Former President Bill Clinton was admitted to a Southern California hospital Tuesday with an infection but he is “on the mend,” his spokesman said Thursday.
Clinton, 75, was admitted to the University of California Irvine Medical Center on Tuesday evening for a non-COVID-related infection, Angel Ureña said in a statement.
“He is on the mend, in good spirits and is incredibly thankful to the doctors, nurses, and staff providing him with excellent care,” Ureña said.
A second statement from Clinton’s spokesman quoted physicians Dr. Alpesh Amin and Dr. Lisa Bardack, who said the former president has been “administered IV antibiotics and fluids.”

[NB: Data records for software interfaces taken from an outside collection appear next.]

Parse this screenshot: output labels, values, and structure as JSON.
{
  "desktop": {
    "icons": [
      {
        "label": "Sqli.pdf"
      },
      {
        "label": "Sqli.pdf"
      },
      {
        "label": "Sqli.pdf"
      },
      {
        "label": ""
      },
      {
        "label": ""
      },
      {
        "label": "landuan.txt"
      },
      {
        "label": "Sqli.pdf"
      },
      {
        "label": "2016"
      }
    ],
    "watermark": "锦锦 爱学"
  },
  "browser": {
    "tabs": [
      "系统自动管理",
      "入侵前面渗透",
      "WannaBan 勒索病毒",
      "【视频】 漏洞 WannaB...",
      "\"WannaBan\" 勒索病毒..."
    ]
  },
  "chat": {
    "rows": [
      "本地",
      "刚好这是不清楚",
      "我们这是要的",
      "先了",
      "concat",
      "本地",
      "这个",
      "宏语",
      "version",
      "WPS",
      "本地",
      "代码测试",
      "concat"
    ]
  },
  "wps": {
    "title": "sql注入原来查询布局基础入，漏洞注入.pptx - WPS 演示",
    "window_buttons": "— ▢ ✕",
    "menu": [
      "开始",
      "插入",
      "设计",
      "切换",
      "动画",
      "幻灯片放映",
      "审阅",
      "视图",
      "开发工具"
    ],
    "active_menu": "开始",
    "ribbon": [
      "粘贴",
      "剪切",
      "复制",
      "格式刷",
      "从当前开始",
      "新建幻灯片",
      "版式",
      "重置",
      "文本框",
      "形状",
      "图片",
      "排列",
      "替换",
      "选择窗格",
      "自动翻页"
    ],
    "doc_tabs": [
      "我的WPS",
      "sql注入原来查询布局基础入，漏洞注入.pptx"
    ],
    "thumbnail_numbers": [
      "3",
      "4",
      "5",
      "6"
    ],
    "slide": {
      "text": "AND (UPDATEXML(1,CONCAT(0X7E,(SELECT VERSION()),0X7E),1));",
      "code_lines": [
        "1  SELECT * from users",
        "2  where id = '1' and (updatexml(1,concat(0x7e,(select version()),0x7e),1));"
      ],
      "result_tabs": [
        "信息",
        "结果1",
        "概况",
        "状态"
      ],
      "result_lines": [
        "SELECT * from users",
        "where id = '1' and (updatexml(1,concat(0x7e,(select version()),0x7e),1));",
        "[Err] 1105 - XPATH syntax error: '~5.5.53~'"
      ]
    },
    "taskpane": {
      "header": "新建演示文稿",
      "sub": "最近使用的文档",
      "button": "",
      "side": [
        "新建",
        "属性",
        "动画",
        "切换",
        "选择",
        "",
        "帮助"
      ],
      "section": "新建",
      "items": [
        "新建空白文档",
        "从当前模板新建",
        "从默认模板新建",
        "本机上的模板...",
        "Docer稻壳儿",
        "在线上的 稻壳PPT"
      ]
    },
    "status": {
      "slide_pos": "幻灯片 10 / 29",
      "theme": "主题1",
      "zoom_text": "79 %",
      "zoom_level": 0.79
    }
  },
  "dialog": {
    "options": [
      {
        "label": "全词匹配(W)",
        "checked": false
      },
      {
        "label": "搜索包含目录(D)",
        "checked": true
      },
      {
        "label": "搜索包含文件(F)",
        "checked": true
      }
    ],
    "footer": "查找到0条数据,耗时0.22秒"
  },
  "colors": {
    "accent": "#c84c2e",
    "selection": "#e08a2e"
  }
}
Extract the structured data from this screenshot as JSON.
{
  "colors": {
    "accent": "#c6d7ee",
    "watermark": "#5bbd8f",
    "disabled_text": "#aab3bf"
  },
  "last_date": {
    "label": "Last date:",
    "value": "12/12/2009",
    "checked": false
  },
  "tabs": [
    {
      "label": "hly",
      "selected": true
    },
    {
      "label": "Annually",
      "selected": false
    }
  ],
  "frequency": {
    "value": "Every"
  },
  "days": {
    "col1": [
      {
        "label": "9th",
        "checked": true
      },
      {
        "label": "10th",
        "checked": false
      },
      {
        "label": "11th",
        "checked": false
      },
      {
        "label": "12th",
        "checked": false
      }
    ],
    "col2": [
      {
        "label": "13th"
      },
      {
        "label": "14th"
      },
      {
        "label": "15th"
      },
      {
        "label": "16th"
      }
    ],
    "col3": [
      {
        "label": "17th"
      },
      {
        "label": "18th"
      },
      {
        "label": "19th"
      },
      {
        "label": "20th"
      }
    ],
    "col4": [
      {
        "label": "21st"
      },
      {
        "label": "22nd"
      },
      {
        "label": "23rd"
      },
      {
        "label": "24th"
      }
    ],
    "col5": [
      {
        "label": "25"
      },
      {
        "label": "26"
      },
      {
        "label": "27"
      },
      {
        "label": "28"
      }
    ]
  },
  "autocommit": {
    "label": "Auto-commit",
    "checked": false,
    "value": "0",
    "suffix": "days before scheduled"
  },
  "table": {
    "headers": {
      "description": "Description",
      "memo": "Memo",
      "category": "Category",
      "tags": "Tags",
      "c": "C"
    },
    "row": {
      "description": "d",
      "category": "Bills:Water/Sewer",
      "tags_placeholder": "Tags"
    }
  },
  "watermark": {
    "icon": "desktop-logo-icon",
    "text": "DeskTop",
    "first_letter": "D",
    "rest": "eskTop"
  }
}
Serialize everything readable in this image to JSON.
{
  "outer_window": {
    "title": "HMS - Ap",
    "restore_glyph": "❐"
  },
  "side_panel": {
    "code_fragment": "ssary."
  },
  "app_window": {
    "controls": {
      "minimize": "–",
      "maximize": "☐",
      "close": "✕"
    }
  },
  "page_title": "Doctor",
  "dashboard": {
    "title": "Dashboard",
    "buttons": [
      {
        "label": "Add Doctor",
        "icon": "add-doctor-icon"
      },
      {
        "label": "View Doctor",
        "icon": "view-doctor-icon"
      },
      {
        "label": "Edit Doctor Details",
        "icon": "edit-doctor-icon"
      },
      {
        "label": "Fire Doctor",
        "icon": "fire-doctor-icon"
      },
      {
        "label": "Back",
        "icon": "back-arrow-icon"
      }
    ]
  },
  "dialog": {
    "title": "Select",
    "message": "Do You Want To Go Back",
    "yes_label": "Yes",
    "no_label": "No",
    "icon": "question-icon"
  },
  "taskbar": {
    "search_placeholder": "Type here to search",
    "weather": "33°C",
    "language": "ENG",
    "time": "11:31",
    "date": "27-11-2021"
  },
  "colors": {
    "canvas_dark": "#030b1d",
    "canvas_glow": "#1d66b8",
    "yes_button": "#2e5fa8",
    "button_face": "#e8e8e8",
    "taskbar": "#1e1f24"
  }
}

“After two days of treatment, his white blood cell count is trending down and he is responding to antibiotics well,” the doctors said. “The California-based medical team has been in constant communication with the President’s New York-based medical team, including his cardiologist. We hope to have him go home soon.”
In the years since Clinton left the White House in 2001, the former President has faced health scares. In 2004, he underwent quadruple bypass surgery after experiencing prolonged chest pains and shortness of breath. He returned to the hospital for surgery for a partially collapsed lung in 2005, and in 2010 had a pair of stents implanted in a coronary artery.
He responded by embracing a largely vegan diet that saw him lose weight and report improved health.
He repeatedly returned to the stump, campaigning for Democratic candidates, mostly notably his wife, Hillary, during her failed 2008 bid for the presidential nomination. And in 2016, as Hillary Clinton sought the White House as the Democratic nominee, Bill Clinton — by then a grandfather and nearing 70 — returned to the campaign trail.
A spokesman for the Clinton Foundation said the former President was in the Los Angeles area for private events related to his charitable organization. The UCI Medical Center is in Orange County, about 40 miles (64 km) southeast of Los Angeles.
Republished with permission of The Associated Press.